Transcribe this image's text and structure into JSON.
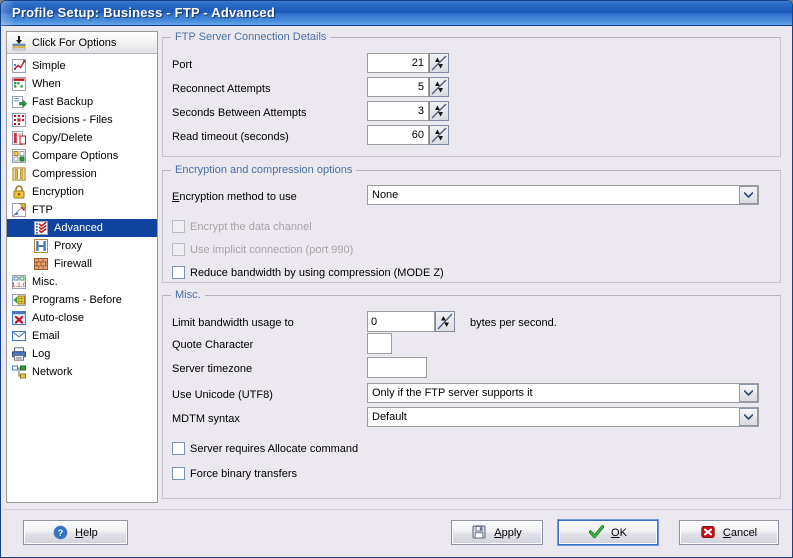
{
  "window": {
    "title": "Profile Setup: Business - FTP - Advanced"
  },
  "sidebar": {
    "header": {
      "label": "Click For Options",
      "icon": "options-list-icon"
    },
    "items": [
      {
        "label": "Simple",
        "icon": "simple-icon",
        "level": 0,
        "selected": false
      },
      {
        "label": "When",
        "icon": "when-icon",
        "level": 0,
        "selected": false
      },
      {
        "label": "Fast Backup",
        "icon": "fast-backup-icon",
        "level": 0,
        "selected": false
      },
      {
        "label": "Decisions - Files",
        "icon": "decisions-icon",
        "level": 0,
        "selected": false
      },
      {
        "label": "Copy/Delete",
        "icon": "copy-delete-icon",
        "level": 0,
        "selected": false
      },
      {
        "label": "Compare Options",
        "icon": "compare-icon",
        "level": 0,
        "selected": false
      },
      {
        "label": "Compression",
        "icon": "compression-icon",
        "level": 0,
        "selected": false
      },
      {
        "label": "Encryption",
        "icon": "lock-icon",
        "level": 0,
        "selected": false
      },
      {
        "label": "FTP",
        "icon": "ftp-icon",
        "level": 0,
        "selected": false
      },
      {
        "label": "Advanced",
        "icon": "advanced-icon",
        "level": 1,
        "selected": true
      },
      {
        "label": "Proxy",
        "icon": "proxy-icon",
        "level": 1,
        "selected": false
      },
      {
        "label": "Firewall",
        "icon": "firewall-icon",
        "level": 1,
        "selected": false
      },
      {
        "label": "Misc.",
        "icon": "misc-icon",
        "level": 0,
        "selected": false
      },
      {
        "label": "Programs - Before",
        "icon": "programs-icon",
        "level": 0,
        "selected": false
      },
      {
        "label": "Auto-close",
        "icon": "auto-close-icon",
        "level": 0,
        "selected": false
      },
      {
        "label": "Email",
        "icon": "email-icon",
        "level": 0,
        "selected": false
      },
      {
        "label": "Log",
        "icon": "log-icon",
        "level": 0,
        "selected": false
      },
      {
        "label": "Network",
        "icon": "network-icon",
        "level": 0,
        "selected": false
      }
    ]
  },
  "panel": {
    "connection_group": {
      "title": "FTP Server Connection Details",
      "fields": [
        {
          "label": "Port",
          "value": "21"
        },
        {
          "label": "Reconnect Attempts",
          "value": "5"
        },
        {
          "label": "Seconds Between Attempts",
          "value": "3"
        },
        {
          "label": "Read timeout (seconds)",
          "value": "60"
        }
      ]
    },
    "encryption_group": {
      "title": "Encryption and compression options",
      "method_label_prefix": "E",
      "method_label_rest": "ncryption method to use",
      "method_value": "None",
      "checkboxes": [
        {
          "label": "Encrypt the data channel",
          "checked": false,
          "disabled": true
        },
        {
          "label": "Use implicit connection (port 990)",
          "checked": false,
          "disabled": true
        },
        {
          "label": "Reduce bandwidth by using compression (MODE Z)",
          "checked": false,
          "disabled": false
        }
      ]
    },
    "misc_group": {
      "title": "Misc.",
      "limit_label": "Limit bandwidth usage to",
      "limit_value": "0",
      "limit_suffix": "bytes per second.",
      "quote_label": "Quote Character",
      "quote_value": "",
      "timezone_label": "Server timezone",
      "timezone_value": "",
      "unicode_label": "Use Unicode (UTF8)",
      "unicode_value": "Only if the FTP server supports it",
      "mdtm_label": "MDTM syntax",
      "mdtm_value": "Default",
      "checkboxes": [
        {
          "label": "Server requires Allocate command",
          "checked": false
        },
        {
          "label": "Force binary transfers",
          "checked": false
        }
      ]
    }
  },
  "buttons": {
    "help": {
      "accel": "H",
      "pre": "",
      "post": "elp",
      "icon": "help-icon"
    },
    "apply": {
      "accel": "A",
      "pre": "",
      "post": "pply",
      "icon": "save-icon"
    },
    "ok": {
      "accel": "O",
      "pre": "",
      "post": "K",
      "icon": "check-icon"
    },
    "cancel": {
      "accel": "C",
      "pre": "",
      "post": "ancel",
      "icon": "cancel-icon"
    }
  },
  "colors": {
    "title_bar": "#1e59bb",
    "selection": "#10439e",
    "group_title": "#4a6fa5",
    "background": "#ece8f0"
  }
}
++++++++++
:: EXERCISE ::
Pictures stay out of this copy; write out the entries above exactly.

:: TASK RESPONSE ::
Transcribe this image's text and structure into JSON.
{
  "window": {
    "title": "Profile Setup: Business - FTP - Advanced"
  },
  "sidebar": {
    "header": {
      "label": "Click For Options",
      "icon": "options-list-icon"
    },
    "items": [
      {
        "label": "Simple",
        "icon": "simple-icon",
        "level": 0,
        "selected": false
      },
      {
        "label": "When",
        "icon": "when-icon",
        "level": 0,
        "selected": false
      },
      {
        "label": "Fast Backup",
        "icon": "fast-backup-icon",
        "level": 0,
        "selected": false
      },
      {
        "label": "Decisions - Files",
        "icon": "decisions-icon",
        "level": 0,
        "selected": false
      },
      {
        "label": "Copy/Delete",
        "icon": "copy-delete-icon",
        "level": 0,
        "selected": false
      },
      {
        "label": "Compare Options",
        "icon": "compare-icon",
        "level": 0,
        "selected": false
      },
      {
        "label": "Compression",
        "icon": "compression-icon",
        "level": 0,
        "selected": false
      },
      {
        "label": "Encryption",
        "icon": "lock-icon",
        "level": 0,
        "selected": false
      },
      {
        "label": "FTP",
        "icon": "ftp-icon",
        "level": 0,
        "selected": false
      },
      {
        "label": "Advanced",
        "icon": "advanced-icon",
        "level": 1,
        "selected": true
      },
      {
        "label": "Proxy",
        "icon": "proxy-icon",
        "level": 1,
        "selected": false
      },
      {
        "label": "Firewall",
        "icon": "firewall-icon",
        "level": 1,
        "selected": false
      },
      {
        "label": "Misc.",
        "icon": "misc-icon",
        "level": 0,
        "selected": false
      },
      {
        "label": "Programs - Before",
        "icon": "programs-icon",
        "level": 0,
        "selected": false
      },
      {
        "label": "Auto-close",
        "icon": "auto-close-icon",
        "level": 0,
        "selected": false
      },
      {
        "label": "Email",
        "icon": "email-icon",
        "level": 0,
        "selected": false
      },
      {
        "label": "Log",
        "icon": "log-icon",
        "level": 0,
        "selected": false
      },
      {
        "label": "Network",
        "icon": "network-icon",
        "level": 0,
        "selected": false
      }
    ]
  },
  "panel": {
    "connection_group": {
      "title": "FTP Server Connection Details",
      "fields": [
        {
          "label": "Port",
          "value": "21"
        },
        {
          "label": "Reconnect Attempts",
          "value": "5"
        },
        {
          "label": "Seconds Between Attempts",
          "value": "3"
        },
        {
          "label": "Read timeout (seconds)",
          "value": "60"
        }
      ]
    },
    "encryption_group": {
      "title": "Encryption and compression options",
      "method_label_prefix": "E",
      "method_label_rest": "ncryption method to use",
      "method_value": "None",
      "checkboxes": [
        {
          "label": "Encrypt the data channel",
          "checked": false,
          "disabled": true
        },
        {
          "label": "Use implicit connection (port 990)",
          "checked": false,
          "disabled": true
        },
        {
          "label": "Reduce bandwidth by using compression (MODE Z)",
          "checked": false,
          "disabled": false
        }
      ]
    },
    "misc_group": {
      "title": "Misc.",
      "limit_label": "Limit bandwidth usage to",
      "limit_value": "0",
      "limit_suffix": "bytes per second.",
      "quote_label": "Quote Character",
      "quote_value": "",
      "timezone_label": "Server timezone",
      "timezone_value": "",
      "unicode_label": "Use Unicode (UTF8)",
      "unicode_value": "Only if the FTP server supports it",
      "mdtm_label": "MDTM syntax",
      "mdtm_value": "Default",
      "checkboxes": [
        {
          "label": "Server requires Allocate command",
          "checked": false
        },
        {
          "label": "Force binary transfers",
          "checked": false
        }
      ]
    }
  },
  "buttons": {
    "help": {
      "accel": "H",
      "pre": "",
      "post": "elp",
      "icon": "help-icon"
    },
    "apply": {
      "accel": "A",
      "pre": "",
      "post": "pply",
      "icon": "save-icon"
    },
    "ok": {
      "accel": "O",
      "pre": "",
      "post": "K",
      "icon": "check-icon"
    },
    "cancel": {
      "accel": "C",
      "pre": "",
      "post": "ancel",
      "icon": "cancel-icon"
    }
  },
  "colors": {
    "title_bar": "#1e59bb",
    "selection": "#10439e",
    "group_title": "#4a6fa5",
    "background": "#ece8f0"
  }
}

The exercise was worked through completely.